What you will do → Which lines in the data contain the word "options"? Please copy each of them.

---- The data

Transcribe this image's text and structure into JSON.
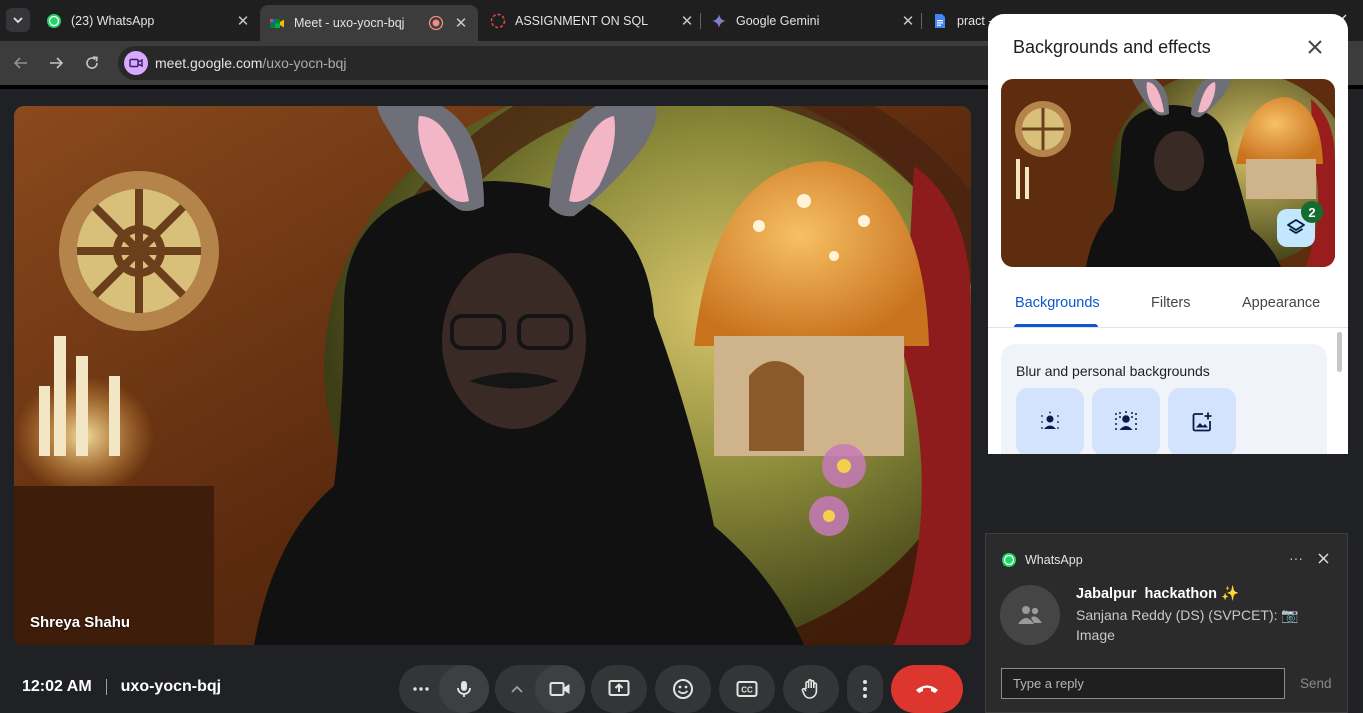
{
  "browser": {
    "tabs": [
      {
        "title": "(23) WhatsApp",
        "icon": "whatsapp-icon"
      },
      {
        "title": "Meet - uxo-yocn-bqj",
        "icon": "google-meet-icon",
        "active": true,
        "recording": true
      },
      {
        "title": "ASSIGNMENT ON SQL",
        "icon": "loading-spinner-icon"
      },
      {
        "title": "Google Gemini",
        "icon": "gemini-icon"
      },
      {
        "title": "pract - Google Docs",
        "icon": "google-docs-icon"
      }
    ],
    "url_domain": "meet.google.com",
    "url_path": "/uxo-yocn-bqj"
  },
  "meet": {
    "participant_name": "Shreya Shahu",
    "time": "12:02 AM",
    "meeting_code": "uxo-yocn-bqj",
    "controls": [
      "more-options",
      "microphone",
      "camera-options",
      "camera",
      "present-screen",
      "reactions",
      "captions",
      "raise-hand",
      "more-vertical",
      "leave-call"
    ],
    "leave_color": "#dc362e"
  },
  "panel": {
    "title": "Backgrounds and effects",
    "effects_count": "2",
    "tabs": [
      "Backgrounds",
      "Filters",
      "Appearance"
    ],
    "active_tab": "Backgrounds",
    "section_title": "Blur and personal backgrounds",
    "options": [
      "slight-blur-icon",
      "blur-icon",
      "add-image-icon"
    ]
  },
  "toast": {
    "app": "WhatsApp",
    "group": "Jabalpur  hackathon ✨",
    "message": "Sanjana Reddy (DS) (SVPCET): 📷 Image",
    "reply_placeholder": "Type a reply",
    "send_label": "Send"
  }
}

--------

Written response →
      "more-options",
      "camera-options",
    "options": [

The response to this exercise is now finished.